By Tracey Walker | Photo by Jim Baron
“Cleveland needs a Peacock to make a proud noise,” Axelrod, whose services include master of ceremonies, dynamic benefit live auctioneer, host envoy, product ambassador, and bus tour host, says. His slogan is “Making events sensational.”
As Ohio goes, so goes the presidential race, as they say, and the decision to host the RNC in Cleveland “thrills” Peacock, he says.
“It has nothing to do with political beliefs but more importantly with our civic self-esteem for properly hosting and staging world-class events under the eye of the global media theater and dominating the news cycle,” he says. “This is healthy production and the opportunity to showcase our vast and diverse civic and cultural assets. We are world class and need to believe in ourselves. Cleveland has got to cease being so conservative and start thinking globally.”
In order to keep the RNC-Cleveland party spirit alive, Peacock plans on participating in countdown events after the Fourth of July.
“That will be the mode and vibe of RNC reality,” he says. “It will be a global circus, so why not a zany political circus theme? How about an open mic, ‘I survived the RNC,’ event in late July, where guests share their wildest stories?”
In early 2000 Peacock hosted an RNC event in Cuyahoga County that was themed “Elections, It’s a Jungle Out There.” He turned loose live animals, including exotic birds, spiders, lizards, and snakes for an indoor jungle theme.
Independence City Councilman Jim Trakas, who served as a county Republican chairman in Cuyahoga County at the time, says the “RNC Committee better hold on to their elephants. [Peacock] will be part of the great hospitality Cleveland shows to the Republican party.”
Growing up in a large Cleveland Heights family, Peacock has lived in Bratenahl for 35 years and has spent most of his life in entertainment. “I am a total extrovert and enjoy people of all ages,” he says. “I enjoy being live on stage. It’s in my very DNA.” He not only performs on stage; he’s hosted events and performed nationwide in vintage underground bomb shelters, on a major bridge, in a closed funeral home, and in an old airliner hull.
For 34 years, he was a food and merchandise executive for a national company, for which he coordinated and trained groups of hundreds of volunteers on a weekly basis for major special events. After his retirement in 2013, he served for two years as the Grand Ambassador of Las Vegas events before returning to his native Cleveland.
Being a part of Cleveland’s rock-and-roll legacy, Peacock was a regional one-hit-wonder teen glam rocker in the early 1970s and had a regional top 10 single, “Rock City USA.” He now plays bass in a 1950s show band, “The Secret Styles of Rock Pioneers.”
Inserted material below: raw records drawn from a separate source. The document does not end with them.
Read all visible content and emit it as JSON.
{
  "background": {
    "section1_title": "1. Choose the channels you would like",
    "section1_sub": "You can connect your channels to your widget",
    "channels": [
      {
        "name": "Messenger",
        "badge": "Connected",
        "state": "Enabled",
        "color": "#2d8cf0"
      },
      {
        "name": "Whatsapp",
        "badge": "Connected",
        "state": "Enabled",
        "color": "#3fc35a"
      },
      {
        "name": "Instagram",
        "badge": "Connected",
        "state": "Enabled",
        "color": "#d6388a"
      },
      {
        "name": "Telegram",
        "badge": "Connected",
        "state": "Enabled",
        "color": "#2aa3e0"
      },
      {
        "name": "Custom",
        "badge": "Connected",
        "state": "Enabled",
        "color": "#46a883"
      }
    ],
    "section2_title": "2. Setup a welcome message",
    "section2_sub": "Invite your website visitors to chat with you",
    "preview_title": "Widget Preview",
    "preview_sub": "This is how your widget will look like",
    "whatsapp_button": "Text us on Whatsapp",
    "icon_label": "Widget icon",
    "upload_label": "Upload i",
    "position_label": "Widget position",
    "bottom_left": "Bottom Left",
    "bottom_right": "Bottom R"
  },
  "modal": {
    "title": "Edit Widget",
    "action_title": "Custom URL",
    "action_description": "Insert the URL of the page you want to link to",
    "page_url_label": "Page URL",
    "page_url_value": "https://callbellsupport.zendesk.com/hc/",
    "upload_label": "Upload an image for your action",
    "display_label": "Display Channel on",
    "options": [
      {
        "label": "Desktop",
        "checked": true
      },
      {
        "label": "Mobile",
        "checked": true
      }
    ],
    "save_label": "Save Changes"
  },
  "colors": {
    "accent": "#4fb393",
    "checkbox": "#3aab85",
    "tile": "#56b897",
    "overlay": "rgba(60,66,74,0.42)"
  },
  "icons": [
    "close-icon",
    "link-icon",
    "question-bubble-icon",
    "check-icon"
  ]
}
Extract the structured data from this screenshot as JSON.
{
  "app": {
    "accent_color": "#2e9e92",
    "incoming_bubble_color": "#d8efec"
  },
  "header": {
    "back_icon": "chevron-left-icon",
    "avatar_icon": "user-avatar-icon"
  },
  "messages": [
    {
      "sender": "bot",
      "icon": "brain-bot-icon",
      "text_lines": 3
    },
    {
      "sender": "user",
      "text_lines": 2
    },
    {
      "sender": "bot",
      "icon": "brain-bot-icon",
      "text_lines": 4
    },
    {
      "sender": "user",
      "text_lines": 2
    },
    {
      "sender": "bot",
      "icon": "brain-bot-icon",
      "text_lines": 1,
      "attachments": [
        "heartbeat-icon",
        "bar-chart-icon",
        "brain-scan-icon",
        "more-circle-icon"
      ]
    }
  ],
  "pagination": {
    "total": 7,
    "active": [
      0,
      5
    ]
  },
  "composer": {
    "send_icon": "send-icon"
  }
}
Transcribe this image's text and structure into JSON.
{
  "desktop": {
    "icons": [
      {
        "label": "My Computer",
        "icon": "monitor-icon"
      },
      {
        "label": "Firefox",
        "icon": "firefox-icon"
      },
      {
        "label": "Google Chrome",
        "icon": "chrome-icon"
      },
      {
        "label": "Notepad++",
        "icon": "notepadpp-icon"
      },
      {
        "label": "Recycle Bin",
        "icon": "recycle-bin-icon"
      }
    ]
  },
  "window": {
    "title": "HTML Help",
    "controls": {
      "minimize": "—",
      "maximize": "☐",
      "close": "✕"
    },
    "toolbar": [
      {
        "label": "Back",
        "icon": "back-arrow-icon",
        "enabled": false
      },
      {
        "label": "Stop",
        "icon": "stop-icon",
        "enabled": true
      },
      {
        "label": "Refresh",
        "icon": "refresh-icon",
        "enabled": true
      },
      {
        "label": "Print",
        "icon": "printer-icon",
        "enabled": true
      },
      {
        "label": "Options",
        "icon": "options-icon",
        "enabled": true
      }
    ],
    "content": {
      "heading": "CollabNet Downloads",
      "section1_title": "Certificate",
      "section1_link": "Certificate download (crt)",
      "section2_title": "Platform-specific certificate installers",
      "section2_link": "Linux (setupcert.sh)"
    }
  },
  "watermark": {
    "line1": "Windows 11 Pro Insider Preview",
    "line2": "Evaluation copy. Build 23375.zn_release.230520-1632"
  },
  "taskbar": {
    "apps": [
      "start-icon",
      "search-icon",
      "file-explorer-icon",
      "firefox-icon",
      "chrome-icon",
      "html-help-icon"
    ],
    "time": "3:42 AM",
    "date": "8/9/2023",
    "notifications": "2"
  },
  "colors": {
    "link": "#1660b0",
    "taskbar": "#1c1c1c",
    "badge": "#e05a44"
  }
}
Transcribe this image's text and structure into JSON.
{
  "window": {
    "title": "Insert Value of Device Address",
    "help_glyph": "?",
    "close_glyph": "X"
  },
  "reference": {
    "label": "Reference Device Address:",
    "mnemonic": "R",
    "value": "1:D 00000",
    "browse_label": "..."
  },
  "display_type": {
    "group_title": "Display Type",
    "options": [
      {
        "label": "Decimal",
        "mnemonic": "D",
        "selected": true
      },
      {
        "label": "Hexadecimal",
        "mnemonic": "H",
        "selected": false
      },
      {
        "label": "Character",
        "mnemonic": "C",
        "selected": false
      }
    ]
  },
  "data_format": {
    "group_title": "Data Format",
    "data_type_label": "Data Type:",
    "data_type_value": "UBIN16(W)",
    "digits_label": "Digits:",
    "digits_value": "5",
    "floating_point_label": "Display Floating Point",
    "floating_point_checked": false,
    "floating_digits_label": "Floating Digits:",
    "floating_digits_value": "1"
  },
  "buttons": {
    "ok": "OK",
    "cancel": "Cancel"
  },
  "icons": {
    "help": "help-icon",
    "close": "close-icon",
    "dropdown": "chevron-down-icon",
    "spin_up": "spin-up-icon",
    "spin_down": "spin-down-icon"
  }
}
The nickname “Peacock” developed naturally because of his civic pride, colorful comedic nature, and being the designer and owner of the largest custom-made, themed jacket collection, which includes jackets with lights, multiple arms, and even one that squirts water. “I confess that it is an obsession, but it delivers joy to humanity and important causes,” Peacock says.
His stage and event jackets get a lot of attention and he tailors them to reflect a variety of product themes and situations.
“My talented seamstresses are tasked with taking the fabrics and constructing the perfect superior quality jacket that always brings a smile to the audience,” he says. “How the audience reacts or what they whisper to one another makes no difference. It keeps them there and engaged, wondering what I will do next.”
Peacock recounts a time a few years ago at an event in Las Vegas with Sir Elton John. “He was amazed at my jacket choices for this fundraiser. He said that he may well be known as the ‘Rocket Man,’ but Peacock wins as the ‘Jacket Man.’”
Peacock’s advice for the RNC, as well as other events, is to actually approach it in reverse. What does that mean?
“Establish your reasons and goal, then identify your target invitees. Finally engage with professionals who align with your vision and have the resources and experience to deliver what you desire with quality and on budget,” he says. “It does not have to be stressful even in this noisy digital era. This is where genuine ‘people power’ makes a triumphant return. Keep it real and light-hearted. Impression derives from expression. Just don’t over plan and overproduce the event. Give guests space for social interaction. That’s when the magic of relationships and ideas happen.”